Epstein’s film is classical in form with real-life archival footage alternating with witness accounts, friends and colleagues and John’s son Julian. It’s about the song’s words, but also about two people who marked that period with their pro-peace activity.

Thanks to the words of those interviewees, the film is kinder towards Lennon’s Japanese-American wife, than many detractors have been over the years.

“Yoko was tremendous,” says producer Peter Worsley. She wanted to be involved at the very beginning. She helped to choose the director. She had worked with Michael Epstein previously on Lennon NYC.

She wanted to have an idea of the direction the film was taking, and after that she let us make the film. She did view it and said it was fine. She didn’t expect to have any level of creative control over it.”

Historian and peace activist, Tariq Ali, who also features in the archival footage, supplies additional understanding of Yoko and context.

“His contribution is very valuable. He was a friend of theirs. He was part of radicalizing John and Yoko and bringing to their attention the broader political elements. But I think he also helped emphasize the amount of racism that Yoko and that the couple faced, and how that gives a broader picture of society in 1971.”
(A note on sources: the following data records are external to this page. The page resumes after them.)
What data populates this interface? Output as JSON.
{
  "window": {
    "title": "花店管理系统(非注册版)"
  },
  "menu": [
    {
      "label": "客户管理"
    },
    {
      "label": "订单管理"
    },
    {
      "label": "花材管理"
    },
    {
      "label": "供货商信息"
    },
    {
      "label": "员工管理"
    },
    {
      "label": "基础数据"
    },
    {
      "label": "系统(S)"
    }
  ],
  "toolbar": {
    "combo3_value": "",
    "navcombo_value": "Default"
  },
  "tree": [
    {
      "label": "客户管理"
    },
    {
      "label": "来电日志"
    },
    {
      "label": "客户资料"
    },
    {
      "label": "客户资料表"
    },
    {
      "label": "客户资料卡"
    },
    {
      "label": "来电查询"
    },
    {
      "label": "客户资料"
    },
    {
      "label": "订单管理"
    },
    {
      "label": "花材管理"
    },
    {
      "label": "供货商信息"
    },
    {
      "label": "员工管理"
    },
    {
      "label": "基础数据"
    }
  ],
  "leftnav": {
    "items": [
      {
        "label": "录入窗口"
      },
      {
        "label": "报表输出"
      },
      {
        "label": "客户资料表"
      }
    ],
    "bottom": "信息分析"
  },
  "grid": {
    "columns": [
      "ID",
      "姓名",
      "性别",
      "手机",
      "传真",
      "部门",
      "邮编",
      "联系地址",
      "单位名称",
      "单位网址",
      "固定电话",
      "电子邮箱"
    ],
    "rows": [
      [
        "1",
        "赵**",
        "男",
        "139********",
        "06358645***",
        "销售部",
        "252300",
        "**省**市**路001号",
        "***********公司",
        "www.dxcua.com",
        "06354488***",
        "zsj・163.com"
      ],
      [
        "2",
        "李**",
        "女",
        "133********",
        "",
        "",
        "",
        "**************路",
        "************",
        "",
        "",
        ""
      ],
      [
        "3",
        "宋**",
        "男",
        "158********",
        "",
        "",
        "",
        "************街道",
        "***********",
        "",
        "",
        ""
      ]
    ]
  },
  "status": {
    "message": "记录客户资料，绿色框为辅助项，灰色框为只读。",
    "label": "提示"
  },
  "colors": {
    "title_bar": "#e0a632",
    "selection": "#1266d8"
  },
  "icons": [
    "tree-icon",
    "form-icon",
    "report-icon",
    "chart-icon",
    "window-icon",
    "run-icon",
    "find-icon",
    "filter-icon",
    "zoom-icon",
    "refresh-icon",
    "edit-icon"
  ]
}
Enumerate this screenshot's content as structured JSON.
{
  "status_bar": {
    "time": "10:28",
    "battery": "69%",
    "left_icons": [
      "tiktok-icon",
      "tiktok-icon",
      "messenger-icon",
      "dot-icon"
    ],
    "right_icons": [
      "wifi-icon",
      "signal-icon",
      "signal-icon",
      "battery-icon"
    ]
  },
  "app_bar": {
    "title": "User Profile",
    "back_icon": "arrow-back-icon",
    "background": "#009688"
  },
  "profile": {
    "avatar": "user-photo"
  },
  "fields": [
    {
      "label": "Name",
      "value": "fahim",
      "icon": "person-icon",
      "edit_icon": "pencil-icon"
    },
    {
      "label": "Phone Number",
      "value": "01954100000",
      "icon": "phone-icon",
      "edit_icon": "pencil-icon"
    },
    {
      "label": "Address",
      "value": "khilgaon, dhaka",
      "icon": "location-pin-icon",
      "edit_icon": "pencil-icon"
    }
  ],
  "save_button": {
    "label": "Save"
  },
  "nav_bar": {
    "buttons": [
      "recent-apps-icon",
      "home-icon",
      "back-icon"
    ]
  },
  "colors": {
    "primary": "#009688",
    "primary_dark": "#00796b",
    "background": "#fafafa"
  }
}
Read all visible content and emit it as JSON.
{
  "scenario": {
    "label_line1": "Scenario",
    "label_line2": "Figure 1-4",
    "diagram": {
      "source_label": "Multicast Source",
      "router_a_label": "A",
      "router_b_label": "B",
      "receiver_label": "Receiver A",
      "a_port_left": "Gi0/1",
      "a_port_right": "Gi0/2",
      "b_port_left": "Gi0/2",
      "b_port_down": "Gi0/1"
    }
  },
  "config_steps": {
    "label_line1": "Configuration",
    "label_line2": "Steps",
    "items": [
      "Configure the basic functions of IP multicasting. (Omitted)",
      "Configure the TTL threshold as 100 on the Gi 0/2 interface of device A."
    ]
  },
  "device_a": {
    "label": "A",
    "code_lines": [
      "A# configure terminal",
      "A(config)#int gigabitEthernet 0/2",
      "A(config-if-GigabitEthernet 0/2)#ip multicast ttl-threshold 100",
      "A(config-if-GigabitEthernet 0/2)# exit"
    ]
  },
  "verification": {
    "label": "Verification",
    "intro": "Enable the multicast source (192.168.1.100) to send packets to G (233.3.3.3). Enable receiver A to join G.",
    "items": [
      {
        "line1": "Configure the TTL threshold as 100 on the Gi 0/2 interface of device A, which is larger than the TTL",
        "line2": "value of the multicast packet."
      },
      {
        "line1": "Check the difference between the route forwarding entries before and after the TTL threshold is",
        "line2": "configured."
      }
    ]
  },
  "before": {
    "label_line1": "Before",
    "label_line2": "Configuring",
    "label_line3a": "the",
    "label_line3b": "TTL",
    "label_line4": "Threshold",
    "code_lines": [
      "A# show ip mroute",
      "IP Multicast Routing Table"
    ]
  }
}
Unlike his 3 fellow ex-Beatles, George Harrison, Paul McCartney and Ringo Starr, Lennon’s fans never saw him with grey hair. He was assassinated in 1980 aged 40. This is therefore not the first film about a man who was a living legend in his time and who, with Yoko Ono, launched a major peace campaign against the Vietnam War.

Imagine there’s no countries, it isn’t hard to do, nothing to kill or die for and no religion too imagine all the people living life in peace…”

Among some of the newly revealed footage, one of the most touching, and most tense scenes in the film, is when a very young Vietnam War veteran, fresh from demobilization rehab in California, lands up on their Tittenhurst doorstep. Worsley agrees that the frank and gentle encounter is a striking scene.

“A small section of that has been seen in the Gimme the Truth film. I agree it’s one of the emotional highlights of the film where you see the level of John’s empathy and you understand the strange psycho-dramas that were floating around John and his writing.”

Peace and Love

Julian Lennon’s comment in the film on his father’s song ‘Imagine’ is poignant, “It’s not religious, it’s not political, it’s just humanity and life. …We all actually want what he’s singing about. I think that’s why it’s still such an important song. Because the sad thing is the world is still in a bad way.”

The nub of the film however appears to be the deep bond between, as one of the titles on the album calls him, a Jealous Guy, and his muse, for whom he had an all-consuming love.

“As we investigated the relationship that John had with Yoko, it comes across that John really wanted to be an artist and that’s what Yoko helped bring out in him,” explains Worsley.

Co-produced by Britain’s Channel 4, John and Yoko: Above Us Only Sky has already been broadcast in the UK, however Fipadoc is where it’s getting its Continental European première, and A&E in the US is due to programme the film in the spring this year.